Definition of coign of vantage in English:

coign of vantage

phrase

  • A favorable position for observation or action.

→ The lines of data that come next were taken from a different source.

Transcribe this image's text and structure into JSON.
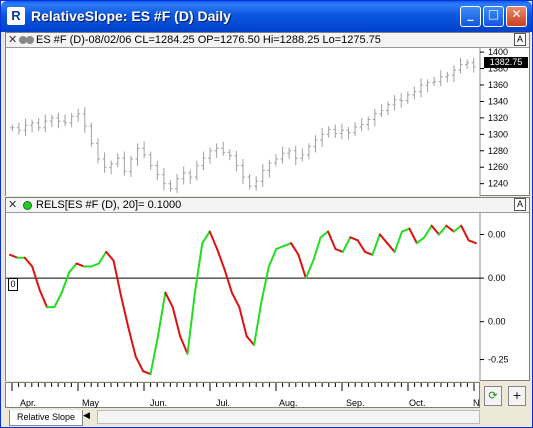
{
  "window": {
    "title": "RelativeSlope: ES #F (D) Daily"
  },
  "titlebar_buttons": {
    "minimize": "_",
    "maximize": "□",
    "close": "✕"
  },
  "price_pane": {
    "close_glyph": "✕",
    "header": "ES #F (D)-08/02/06 CL=1284.25 OP=1276.50 Hi=1288.25 Lo=1275.75",
    "axis_button": "A",
    "last_price": "1382.75",
    "y_labels": [
      "1400",
      "1380",
      "1360",
      "1340",
      "1320",
      "1300",
      "1280",
      "1260",
      "1240"
    ],
    "y_values": [
      1400,
      1380,
      1360,
      1340,
      1320,
      1300,
      1280,
      1260,
      1240
    ],
    "bar_color": "#a0a0a0",
    "closes": [
      1308,
      1305,
      1311,
      1314,
      1308,
      1316,
      1320,
      1316,
      1314,
      1322,
      1325,
      1310,
      1289,
      1270,
      1260,
      1264,
      1271,
      1255,
      1270,
      1283,
      1275,
      1262,
      1251,
      1240,
      1234,
      1246,
      1253,
      1248,
      1262,
      1271,
      1280,
      1283,
      1278,
      1274,
      1262,
      1248,
      1237,
      1243,
      1256,
      1265,
      1270,
      1277,
      1280,
      1271,
      1275,
      1285,
      1293,
      1300,
      1306,
      1301,
      1305,
      1302,
      1309,
      1312,
      1318,
      1325,
      1329,
      1336,
      1342,
      1341,
      1348,
      1352,
      1360,
      1363,
      1364,
      1370,
      1372,
      1378,
      1385,
      1387,
      1382
    ]
  },
  "indicator_pane": {
    "close_glyph": "✕",
    "header": "RELS[ES #F (D), 20]=  0.1000",
    "axis_button": "A",
    "zero_marker": "0",
    "y_labels": [
      "0.00",
      "0.00",
      "0.00",
      "-0.25"
    ],
    "y_values": [
      0.15,
      0.0,
      -0.15,
      -0.28
    ],
    "up_color": "#22dd22",
    "down_color": "#dd1111",
    "values": [
      0.08,
      0.07,
      0.07,
      0.04,
      -0.04,
      -0.1,
      -0.1,
      -0.05,
      0.02,
      0.05,
      0.04,
      0.04,
      0.05,
      0.09,
      0.06,
      -0.06,
      -0.17,
      -0.27,
      -0.32,
      -0.33,
      -0.2,
      -0.05,
      -0.1,
      -0.2,
      -0.26,
      -0.05,
      0.12,
      0.16,
      0.1,
      0.03,
      -0.05,
      -0.1,
      -0.2,
      -0.23,
      -0.08,
      0.04,
      0.1,
      0.11,
      0.12,
      0.08,
      0.0,
      0.06,
      0.14,
      0.16,
      0.1,
      0.09,
      0.14,
      0.13,
      0.09,
      0.08,
      0.15,
      0.12,
      0.09,
      0.16,
      0.17,
      0.12,
      0.14,
      0.18,
      0.15,
      0.18,
      0.16,
      0.18,
      0.13,
      0.12
    ]
  },
  "x_axis": {
    "labels": [
      "Apr.",
      "May",
      "Jun.",
      "Jul.",
      "Aug.",
      "Sep.",
      "Oct.",
      "N"
    ]
  },
  "tabs": {
    "active": "Relative Slope",
    "scroll_left": "◀"
  },
  "controls": {
    "refresh_glyph": "⟳",
    "plus_glyph": "+"
  }
}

    ‘The political-philosophical understanding of ideology is one such coign of vantage.’
    • ‘These we used as coigns of vantage and rest, but the last stage almost compelled a retreat.’
    • ‘Scampering and skittering up stony slopes we bag our coigns of vantage on the hills and sit in this thin heady oxygen.’
    • ‘These were all admirably designed as coigns of vantage to meet and check surprises, bursting from a passion-tossed mob.’
    • ‘Platforms as much as forty feet high supplied coigns of vantage for the look-out.’
    • ‘The steep hill to the west is rapidly being cleared of its logs and brush and fine houses are ascending its sides, and perching upon coigns of vantage and in sunny plats on their uneven slopes.’
    • ‘When all were finally seated, the spectacle from the galleries and all coigns of vantage was complete; a gorgeous one to look upon and to remember.’
    • ‘As Selden pointed out, when Englishmen came home from fighting the Saracens, and were beaten by them, they, to save their own credit, pictured their enemy with big, terrible faces, such as frowned at Dickens from so many coigns of vantage in the old Saracen's Head.’
    • ‘The Eiffel Tower has dwarfed all those eminences; they lie far below it, mere ant-hills in the landscape, although they seem high enough when one essays their steps; yet, although it makes them so lowly, these older coigns of vantage should not for a moment be considered as superseded, for each does for its immediate vicinage what the Eiffel giant can never do.’
    • ‘Despite the police - indeed, the police were powerless - they crowded upon frail coigns of vantage, as fences and high sidewalks propped on rotten piles, which fell beneath their weight, and hurled them, bruised and bleeding, into the dust.’

    Origin

    From Shakespeare's Macbeth (I. iv. 7), popularized by Sir Walter Scott.